Many e-bikes have lithium-ion batteries that do not meet current safety certification standards set by national testing laboratories. In 2023, there were over 250 fires and 18 deaths in New York City caused by fires that were started by charging electric bikes.

At a November press conference after a fire killed three people and injured 14 others, Fire Department Commissioner Laura Kavanaugh said, “There is blood on the hands of this private industry,” as she criticized Amazon and Walmart for selling e-bike batteries that are not safety certified and food delivery companies for failing to protect couriers who depend on e-bikes for their livelihood.

In December, a bill was introduced in the New York City Council, supported by 33 of the council’s 51 members, that would require license plates and registration for e-bikes, scooters and other motorized vehicles. Robert Holden, the main sponsor of the legislation, says the bill would be a way to crack down on dangerous driving.

The proposed law has been opposed by advocates for bike riders who say that it would result in fewer people riding e-bikes and put more cars on the road.
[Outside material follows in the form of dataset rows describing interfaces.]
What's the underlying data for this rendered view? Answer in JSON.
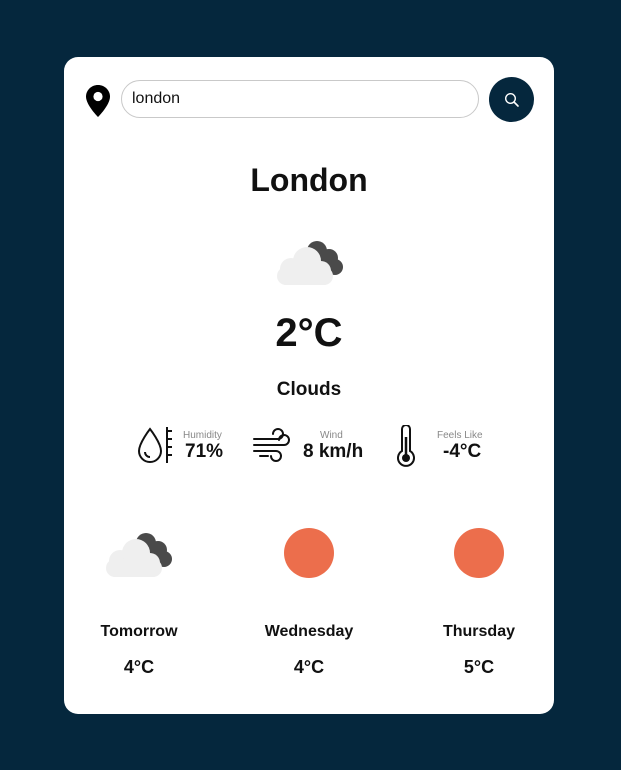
{
  "search": {
    "value": "london"
  },
  "current": {
    "city": "London",
    "icon": "clouds-icon",
    "temperature": "2°C",
    "condition": "Clouds",
    "stats": {
      "humidity": {
        "label": "Humidity",
        "value": "71%"
      },
      "wind": {
        "label": "Wind",
        "value": "8 km/h"
      },
      "feels_like": {
        "label": "Feels Like",
        "value": "-4°C"
      }
    }
  },
  "forecast": [
    {
      "day": "Tomorrow",
      "temp": "4°C",
      "icon": "clouds-icon"
    },
    {
      "day": "Wednesday",
      "temp": "4°C",
      "icon": "sun-icon"
    },
    {
      "day": "Thursday",
      "temp": "5°C",
      "icon": "sun-icon"
    }
  ],
  "colors": {
    "background": "#05273d",
    "card": "#ffffff",
    "sun": "#ec6e4c",
    "cloud_dark": "#4a4a4a",
    "cloud_light": "#eeeeee"
  }
}
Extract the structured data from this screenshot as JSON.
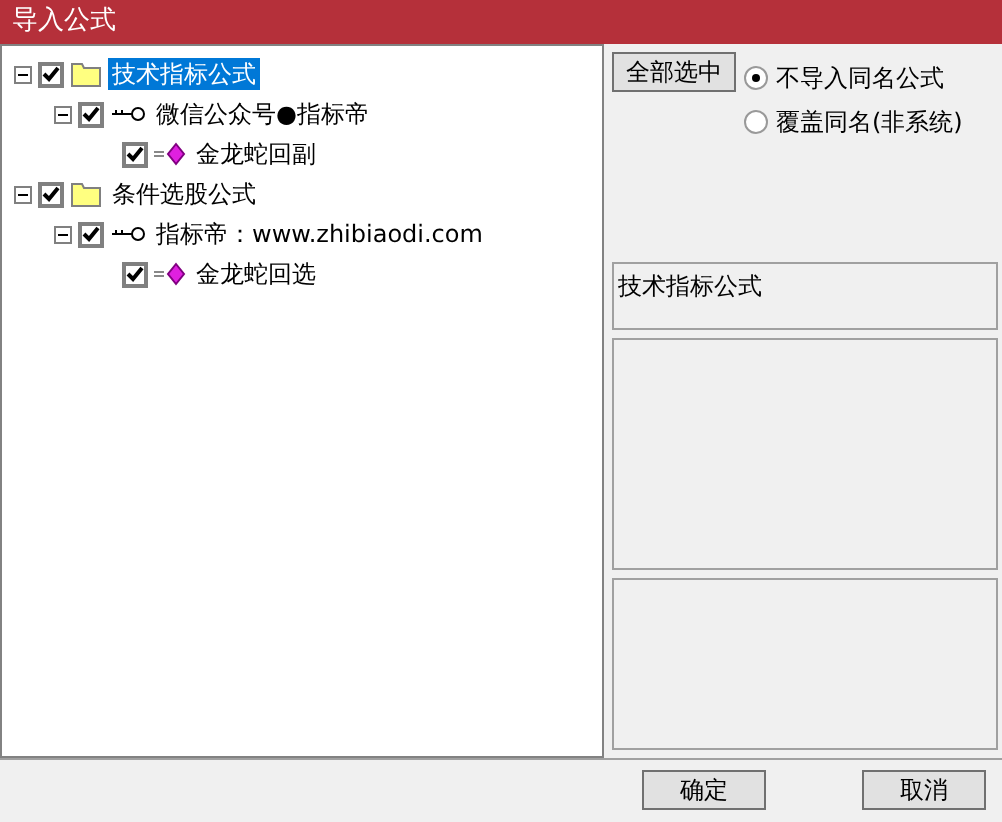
{
  "window": {
    "title": "导入公式"
  },
  "tree": [
    {
      "label": "技术指标公式",
      "kind": "folder",
      "checked": true,
      "selected": true,
      "expanded": true,
      "children": [
        {
          "label": "微信公众号●指标帝",
          "kind": "key",
          "checked": true,
          "selected": false,
          "expanded": true,
          "children": [
            {
              "label": "金龙蛇回副",
              "kind": "formula",
              "checked": true,
              "selected": false
            }
          ]
        }
      ]
    },
    {
      "label": "条件选股公式",
      "kind": "folder",
      "checked": true,
      "selected": false,
      "expanded": true,
      "children": [
        {
          "label": "指标帝：www.zhibiaodi.com",
          "kind": "key",
          "checked": true,
          "selected": false,
          "expanded": true,
          "children": [
            {
              "label": "金龙蛇回选",
              "kind": "formula",
              "checked": true,
              "selected": false
            }
          ]
        }
      ]
    }
  ],
  "select_all_button": "全部选中",
  "options": [
    {
      "label": "不导入同名公式",
      "selected": true
    },
    {
      "label": "覆盖同名(非系统)",
      "selected": false
    }
  ],
  "info_panel": "技术指标公式",
  "buttons": [
    "确定",
    "取消"
  ]
}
They correctly point out that cars are involved in far more frequent and serious accidents than scooters and electric bikes. Some also claim that the licensing requirement will provide a pretext for police to aggressively target low-wage delivery workers, who are predominantly immigrants.

Another bill under consideration that has less support would require that third-party delivery services provide workers with e-bikes that comply with safety standards at no expense to the worker.

Whatever the exact date and specifics of the congestion pricing plan’s implementation, and however arguments about proposed regulation of mopeds and electric bikes are resolved, the ways we decide to use and share our common space will be debated and fiercely contested. What does seem likely is that 2024 will be the most important year of the 21st century for New Yorkers in determining how we travel to and from, aboveground and below, as we move around the city.